Jacquelyn Martin
Illinois government employee Mark Janus, center, outside the Supreme Court in Washington in February. In a financial blow to labor, the court ruled in June that states can't force government workers to pay union fees.

Last week’s U.S. Supreme Court ruling that government workers can’t be forced to pay union dues is good news for four Connecticut state troopers seeking thousands of dollars in reimbursement from the state. That’s according to a lawyer representing the troopers who opted out of the Connecticut State Police Union.

Attorney W. James Young of the Virginia-based National Right to Work Legal Defense Foundation is the lawyer representing the troopers. He says he’s currently engaged in fairly substantial pre-trial settlement negotiations before the trial begins in September. Young says his hope is that the U.S. Supreme Court ruling will help his clients get back about $750 a year deducted from their paychecks for union dues, plus interest and fees.

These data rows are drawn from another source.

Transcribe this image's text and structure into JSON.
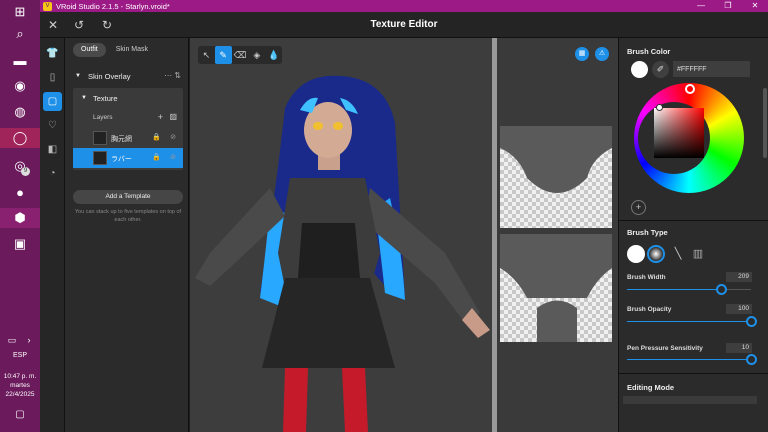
{
  "window": {
    "title": "VRoid Studio 2.1.5 - Starlyn.vroid*",
    "controls": [
      "—",
      "❐",
      "✕"
    ]
  },
  "header": {
    "title": "Texture Editor",
    "close_glyph": "✕",
    "undo_glyph": "↺",
    "redo_glyph": "↻"
  },
  "taskbar": {
    "icons": [
      "windows-icon",
      "search-icon",
      "file-explorer-icon",
      "firefox-icon",
      "discord-icon",
      "opera-icon",
      "whatsapp-icon",
      "steam-icon",
      "vroid-icon",
      "gallery-icon"
    ],
    "whatsapp_badge": "9",
    "language": "ESP",
    "time": "10:47 p. m.",
    "day": "martes",
    "date": "22/4/2025"
  },
  "left_panel": {
    "tabs": [
      {
        "label": "Outfit",
        "active": true
      },
      {
        "label": "Skin Mask",
        "active": false
      }
    ],
    "section": {
      "label": "Skin Overlay"
    },
    "texture": {
      "label": "Texture",
      "layers_label": "Layers",
      "layers": [
        {
          "name": "胸元網",
          "selected": false
        },
        {
          "name": "ラバー",
          "selected": true
        }
      ]
    },
    "add_template_label": "Add a Template",
    "template_note": "You can stack up to five templates on top of each other."
  },
  "viewport": {
    "tools": [
      "pointer-icon",
      "pen-icon",
      "eraser-icon",
      "fill-icon",
      "blur-icon"
    ],
    "active_tool": "pen-icon"
  },
  "properties": {
    "brush_color": {
      "title": "Brush Color",
      "hex": "#FFFFFF",
      "swatch_color": "#ffffff",
      "hue_color": "#ff0000"
    },
    "brush_type": {
      "title": "Brush Type",
      "options": [
        "round-brush-icon",
        "soft-brush-icon",
        "line-brush-icon",
        "texture-brush-icon"
      ],
      "selected": "soft-brush-icon"
    },
    "brush_width": {
      "label": "Brush Width",
      "value": "209",
      "fraction": 0.76
    },
    "brush_opacity": {
      "label": "Brush Opacity",
      "value": "100",
      "fraction": 1.0
    },
    "pen_pressure": {
      "label": "Pen Pressure Sensitivity",
      "value": "10",
      "fraction": 1.0
    },
    "editing_mode": {
      "title": "Editing Mode"
    }
  },
  "colors": {
    "accent": "#1e90e8",
    "titlebar": "#9b1a86",
    "taskbar": "#6b1a5c"
  }
}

“The Supreme Court ruled that forcing public employees to pay monies to a labor union as a condition of employment violates their First Amendment rights. And we therefore think that it makes the outcome of this case a foregone conclusion...in our favor.”

Young urged Connecticut to settle with his clients before the trial begins in September.

“And I think it’s in interest of all parties, not the least of which is the taxpayers of the State of Connecticut, since this is an attorney’s fees case, to avoid the time and expense of a trial. For which, as I said, the outcome is a foregone conclusion. And it would just be more expense imposed on the taxpayers and frankly the Connecticut State Police Union.”

State Attorney General George Jepsen released a statement saying he could not comment on pending litigation. Jepsen, who used to be a labor attorney, said from a more general and larger policy standpoint, it does not seem fair to allow some individuals to enjoy the benefits of union representation without contributing in support of the union.

As WSHU Public Radio’s award-winning senior political reporter, Ebong Udoma draws on his extensive tenure to delve deep into state politics during a major election year.